Life After Art … Yes, Really!


Life-After-Art-3.2-small-CopyToday most things we consume are cheap, unimportant, and disposable.  The things we create have an exceptionally short shelf life and a rapidly approaching expiration date.  We consume, we repeat.  Consume, repeat.

We accept this, and lower our expectations.”

The above is the single most powerful statement I have read in Matt Appling’s Life After Art: What You Forgot About Life and Faith Since You Left the Art Room.

As noted in an earlier post, I am reading this engaging and challenging book this week.

Through a series of illustrations and observations about both our history as human beings and our modern world, Matt makes a strong case that we have lost what is timeless.   Our ability to create is limited and we focus on the shabby, rather than the eternal.

Most of our modern culture unfortunately serves as support for his argument.

“Things that are timeless are striking because they contrast so vividly with our everyday experience.”

He uses one example which has really stuck with me:  a popular singer talking about spending ten days to fine-tune a hit song.  Ten days …

Da Vinci took four years (1503 to 1506) to paint the Mona Lisa image that endures to this day … the same amount of time we take to complete a high school education.

What have you devoted four years to creating, to doing well?

I find this hard to answer, when I get past raising my children and working on a healthy marriage.

I am not asking about what you have DONE for four years.  Much of our lives fall into the “did that” category.  Doing something is what we all do, every day, filling in our minutes, our hours, our days, and our years … and we may have T-shirts to prove we did something, but was it lasting?

I think Matt might say “Doing is not enough” … being busy is not the answer, but an evasion.

I continue to find much to consider thoughtfully in this book.  I do not agree with everything the author says or his position on some issues.

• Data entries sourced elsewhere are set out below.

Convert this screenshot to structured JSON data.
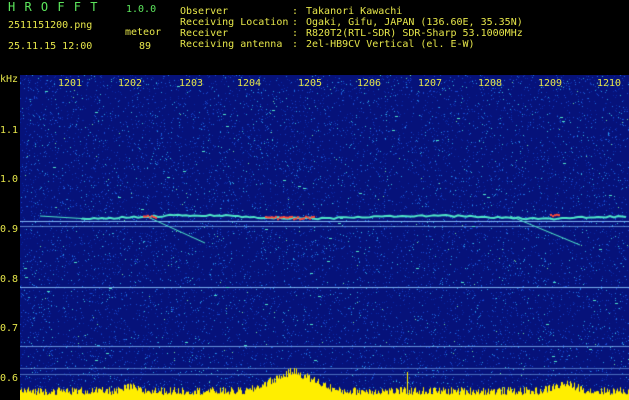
{
  "header": {
    "app_name": "H R O F F T",
    "version": "1.0.0",
    "filename": "2511151200.png",
    "datetime": "25.11.15 12:00",
    "mode_label": "meteor",
    "count": "89",
    "info_labels": [
      "Observer",
      "Receiving Location",
      "Receiver",
      "Receiving antenna"
    ],
    "info_separator": ":",
    "info_values": [
      "Takanori Kawachi",
      "Ogaki, Gifu, JAPAN (136.60E, 35.35N)",
      "R820T2(RTL-SDR) SDR-Sharp 53.1000MHz",
      "2el-HB9CV Vertical (el. E-W)"
    ]
  },
  "spectrogram": {
    "y_unit": "kHz",
    "y_ticks": [
      "1.1",
      "1.0",
      "0.9",
      "0.8",
      "0.7",
      "0.6"
    ],
    "x_ticks": [
      "1201",
      "1202",
      "1203",
      "1204",
      "1205",
      "1206",
      "1207",
      "1208",
      "1209",
      "1210"
    ],
    "colors": {
      "background": "#06127a",
      "noise": [
        "#0a2aa8",
        "#1848d0",
        "#1d6fe0",
        "#28a0e8",
        "#3bc8d8",
        "#6fe0a0"
      ],
      "trace": "#4ee6c8",
      "echo": "#ff4a3a",
      "carrier": "#8ec8ff",
      "baseline": "#ffee00",
      "text": "#e6e64a"
    }
  }
}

That aside, Matt Appling’s Life After Art: What You Forgot About Life and Faith Since You Left the Art Room is about many things, but his main message to me is:

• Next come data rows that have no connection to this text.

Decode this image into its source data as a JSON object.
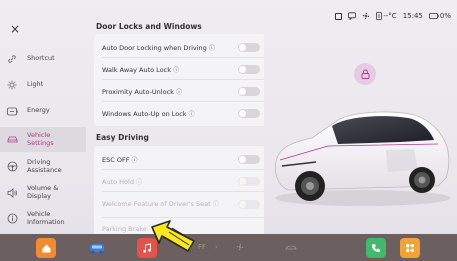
{
  "status_bar": {
    "temperature": "--°C",
    "time": "15:45",
    "battery": "0%"
  },
  "sidebar": {
    "close_label": "×",
    "items": [
      {
        "label": "Shortcut",
        "icon": "link-icon"
      },
      {
        "label": "Light",
        "icon": "light-icon"
      },
      {
        "label": "Energy",
        "icon": "battery-icon"
      },
      {
        "label": "Vehicle Settings",
        "icon": "car-settings-icon",
        "active": true
      },
      {
        "label": "Driving Assistance",
        "icon": "steering-wheel-icon"
      },
      {
        "label": "Volume & Display",
        "icon": "volume-icon"
      },
      {
        "label": "Vehicle Information",
        "icon": "info-icon"
      }
    ]
  },
  "door_locks": {
    "title": "Door Locks and Windows",
    "rows": [
      {
        "label": "Auto Door Locking when Driving",
        "info": "ⓘ",
        "state": "off"
      },
      {
        "label": "Walk Away Auto Lock",
        "info": "ⓘ",
        "state": "off"
      },
      {
        "label": "Proximity Auto-Unlock",
        "info": "ⓘ",
        "state": "off"
      },
      {
        "label": "Windows Auto-Up on Lock",
        "info": "ⓘ",
        "state": "off"
      }
    ]
  },
  "easy_driving": {
    "title": "Easy Driving",
    "rows": [
      {
        "label": "ESC OFF",
        "info": "ⓘ",
        "state": "off",
        "enabled": true
      },
      {
        "label": "Auto Hold",
        "info": "ⓘ",
        "state": "off",
        "enabled": false
      },
      {
        "label": "Welcome Feature of Driver's Seat",
        "info": "ⓘ",
        "state": "off",
        "enabled": false
      },
      {
        "label": "Parking Brake",
        "enabled": false
      }
    ]
  },
  "dock": {
    "temp_text": "FF",
    "items": [
      "home-icon",
      "car-icon",
      "music-icon",
      "fan-icon",
      "seat-icon",
      "phone-icon",
      "apps-icon"
    ]
  },
  "colors": {
    "accent": "#b4368f",
    "dock_bg": "#6b5f60",
    "home": "#f28a2e",
    "car": "#3f7fd6",
    "music": "#e5524a",
    "phone": "#43b96b",
    "apps": "#f4a233"
  }
}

As children, we start as creative beings, then lose our creative abilities … so we have to intentionally regain those things we knew and did naturally as children.  This pattern extends to almost everything in our lives:  family, work, relationships, and our own happiness.

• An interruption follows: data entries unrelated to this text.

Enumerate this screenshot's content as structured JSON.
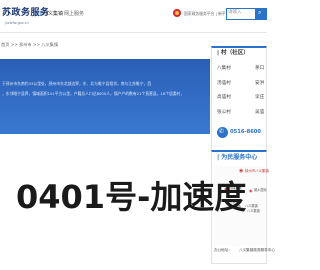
{
  "header": {
    "logo_text": "苏政务服务",
    "logo_subtitle": "jszwfw.gov.cn",
    "location_icon": "location-pin-icon",
    "location_text": "八义集镇",
    "hall_link": "网上服务",
    "emblem_icon": "national-emblem-icon",
    "portal_link": "国家政务服务平台 | 新平台版 | 附两地站 | 跨省",
    "search_placeholder": "请输入",
    "search_icon": "search-icon",
    "accent_color": "#2b73c8"
  },
  "breadcrumb": "首页 >> 邳州市 >> 八义集镇",
  "banner": {
    "desc_line_1": "于邳州市东南约33公里处，邳州市东北部边界，东、北与睢宁县相邻，南与江苏睢宁，西",
    "desc_line_2": "，东邻睢宁县界，镇域面积101平方公里，户籍总人口达8000人，镇户户的数有21个直营县，16个居委村，",
    "color": "#2f67bf"
  },
  "sidebar": {
    "village_title": "| 村（社区）",
    "villages": [
      {
        "left": "八集村",
        "right": "茅口"
      },
      {
        "left": "汤庙村",
        "right": "安洪"
      },
      {
        "left": "高庙村",
        "right": "孛庄"
      },
      {
        "left": "张公村",
        "right": "吴庙"
      }
    ],
    "phone_icon": "phone-icon",
    "phone_number": "0516-8600",
    "center_title": "| 为民服务中心",
    "map": {
      "center_label": "徐州市八义集镇",
      "pin_icon": "map-pin-icon",
      "labels": [
        "迈森商城",
        "八义集镇",
        "八义集镇",
        "城乡居民",
        "八义集镇",
        "八义集镇"
      ]
    },
    "footer_left": "办公地址：",
    "footer_right": "八义集镇政务服务中心"
  },
  "watermark": "0401号-加速度"
}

We need to regain the ability to create and make our life matter … 

So then … what are YOU doing today that will still matter in ten days, in four years, after you are gone?

Trying to make my life matter in the Heartland ….

John

 

Disclaimer:  I received a review copy of Matt Appling’s Life After Art: What You Forgot About Life and Faith Since You Left the Art Room .   I would not be posting about it if I did not believe that this book has something very important to say about how we live our lives and how we might do so in more fulfilling and enjoyable ways.

 

Not About Baseball …


image“Born on third base … thought he’d hit a triple”

~Jeff Moore

Said by my pastor on a recent Sunday morning.  He was describing someone.  I was struck by the imagery, but later discussions with others produced several threads.

So, the question of the day is:

What does this pithy little quote say to you?

Wondering about the hidden significance of words in the Southern Heartland ….

John

Can Do It, Will Do It, Done …


“Ability is what you’re capable of doing.  Motivation determines what you do.  Attitude determines how well you do it.”

Raymond Chandler

I do not believe you can make a clearer statement about the connection and the distinction between these three essential components to performance.

So I won’t try very hard …

Just use this three-cornered concept to help you understand your own and other’s behavior.  

Feel free to argue among yourselves about which is most critical.  From where I sit, all three are important and all three must be present for competence.  The most important thing is to analyze the relative strength of each.

Observe the delicate interplay of ability, motivation, and attitude.  Each can help spark or deflate performance.

Admiring this man’s creative and comprehensive communication in the Heartland ….

John